    There has long been a minority opinion that Jack the Ripper was a woman: the so-called ‘Jill the Ripper theory’. It is often said that the theory begins with William Douglas Steward, Jack The Ripper: A New Theory in 1939. Steward established to his own satisfaction, that Jill was a deranged midwife. But Steward was not original in suggesting that a woman was the killer. Beach was, in fact, flabbergasted to learn that the Jill the Ripper theory was already floating around in the autumn of the dreadful murders 1888

    L. Perry Curtis in his book on Jack the Ripper and the London Press (2001) gives the following figures for Jack suspects from letters to the editors (printed) in that awful fall. Here is the breakdown (243).

    Lunatic 10
    Butcher 7
    American 3
    Malay 3
    Policeman 2
    A respectable lodger 2
    A woman 2
    An unspecified Jew 2
    A foreigner 2

    What about the butler?

    Curtis has also given a useful breakdown of candidates for murder in letters to the police. There were 153 letters in the archives, six of which suggested that Jack was a girl (251). Everything we know about serial killers and gender suggests that Jack was most emphatically not a girl: a man with a small penis and dandruff problems would make an infinitely better candidate.* So where did this nonsense come from? Are we just in Agatha Christie land were every imaginative narrative contortion has to be played out: it was a suicide not a murder; it was the detective; every suspect did it; the death was faked…

    It is sometimes said that Detective Aberline suggested that the killer was a woman. Only this is not true because it came from the pen of the ‘inventive’ Donald McCormick. Scratch, then, from the archives the idea that Aberline ever said: ‘Do you think that it could be a case not of Jack the Ripper but Jill the Ripper?’

    Actually, the first reference that Beach has found dates to 21 September 1888. We are discussing the use of transvestite detectives to hunt down the killer.

    Amongst the various means adopted to entrap him or her (for many think that it is a mad woman who has slaughtered the four persons) is the dressing up of two detectives as women of the class to whom the murdered people belonged.’ Anon, ‘London Letter’, Sevenoaks Chronicle (21 Sept 1888), 2.

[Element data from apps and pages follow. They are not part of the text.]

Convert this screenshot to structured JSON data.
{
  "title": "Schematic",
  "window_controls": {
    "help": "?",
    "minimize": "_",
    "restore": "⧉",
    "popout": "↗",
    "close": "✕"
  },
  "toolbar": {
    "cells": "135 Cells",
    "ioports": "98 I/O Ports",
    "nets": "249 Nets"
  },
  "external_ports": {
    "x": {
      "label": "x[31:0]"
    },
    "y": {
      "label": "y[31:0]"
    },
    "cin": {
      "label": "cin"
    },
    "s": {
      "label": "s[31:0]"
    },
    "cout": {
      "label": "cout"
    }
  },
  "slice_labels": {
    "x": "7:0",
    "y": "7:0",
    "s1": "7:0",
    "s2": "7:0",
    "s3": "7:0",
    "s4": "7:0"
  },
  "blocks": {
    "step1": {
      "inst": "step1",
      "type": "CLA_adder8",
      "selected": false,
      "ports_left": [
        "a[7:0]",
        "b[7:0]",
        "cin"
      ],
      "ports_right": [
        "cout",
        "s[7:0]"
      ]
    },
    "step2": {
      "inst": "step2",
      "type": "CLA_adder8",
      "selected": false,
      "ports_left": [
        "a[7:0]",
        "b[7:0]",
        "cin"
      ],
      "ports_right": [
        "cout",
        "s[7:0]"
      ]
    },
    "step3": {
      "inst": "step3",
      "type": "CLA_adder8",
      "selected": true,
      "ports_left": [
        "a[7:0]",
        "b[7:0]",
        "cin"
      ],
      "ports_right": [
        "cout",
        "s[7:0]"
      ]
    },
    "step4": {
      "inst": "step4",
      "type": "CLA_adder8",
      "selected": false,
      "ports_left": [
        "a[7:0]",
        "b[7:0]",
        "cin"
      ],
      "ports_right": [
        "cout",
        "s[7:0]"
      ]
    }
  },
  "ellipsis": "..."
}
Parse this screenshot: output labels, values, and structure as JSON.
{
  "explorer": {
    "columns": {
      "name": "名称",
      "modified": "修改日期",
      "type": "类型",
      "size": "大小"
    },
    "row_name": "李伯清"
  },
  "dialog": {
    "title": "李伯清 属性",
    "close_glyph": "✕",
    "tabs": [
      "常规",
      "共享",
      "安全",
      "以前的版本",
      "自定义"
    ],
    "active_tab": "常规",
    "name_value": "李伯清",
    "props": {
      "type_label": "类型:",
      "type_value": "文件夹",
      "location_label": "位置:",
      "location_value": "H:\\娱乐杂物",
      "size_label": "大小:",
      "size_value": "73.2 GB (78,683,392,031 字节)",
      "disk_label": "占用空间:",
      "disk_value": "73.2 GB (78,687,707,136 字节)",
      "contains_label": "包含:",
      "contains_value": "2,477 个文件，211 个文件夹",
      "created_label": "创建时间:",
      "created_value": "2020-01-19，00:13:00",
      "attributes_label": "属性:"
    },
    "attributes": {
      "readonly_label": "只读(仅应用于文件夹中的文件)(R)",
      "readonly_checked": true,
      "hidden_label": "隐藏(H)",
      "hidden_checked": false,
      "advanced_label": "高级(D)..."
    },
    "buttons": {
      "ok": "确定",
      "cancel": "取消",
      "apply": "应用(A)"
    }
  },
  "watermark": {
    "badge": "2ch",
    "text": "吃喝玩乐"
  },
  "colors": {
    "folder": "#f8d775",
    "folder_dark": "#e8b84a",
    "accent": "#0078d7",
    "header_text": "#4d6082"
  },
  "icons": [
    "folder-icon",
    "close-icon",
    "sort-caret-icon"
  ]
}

    The ‘London Letter’ was a circular published in many papers and it was certainly written before 21. It may even have been published before that date. The author gives a sense that locals believed that Jack was possibly a woman (as well as a ‘Jew’ and later a toff). If the journalist can be trusted we have here a fragment of Ripper gossip from out of the tenements and rookeries. Of course, its use in solving the case is zero: but, then, the case is never going to be solved. (Sorry, riperologists.) It does give us a glimpse of Whitechapel mythology, though, between the second and the third and fourth killings.**

    Can anyone find any other early evidence for Jill: drbeachcombing At yahoo DOT com

    *The suggestion of seven correspondents that Jack was a man dressed as a woman is slightly more interesting.

    ** the London letter refers to ‘four persons’ because of the then common idea that there were earlier killings. The third and the fourth canonical killings, the so-called Double Event, took place on the same night 29/30 Sep.

    Filip writes, 29 Sep 2017: To be pedantic, the text you quoted was published 2 days earlier in “Falkirk Herald” as well (see the attachments). Anyway, frankly, I have never understood this whole riperomania (Spring-Heeled Jack is my hero)… but checked out of curiosity, and actually he was Polish (well, OK, Polish Jewish…)!
    Filip, in a subsequent email, drags it back to 18 Sep.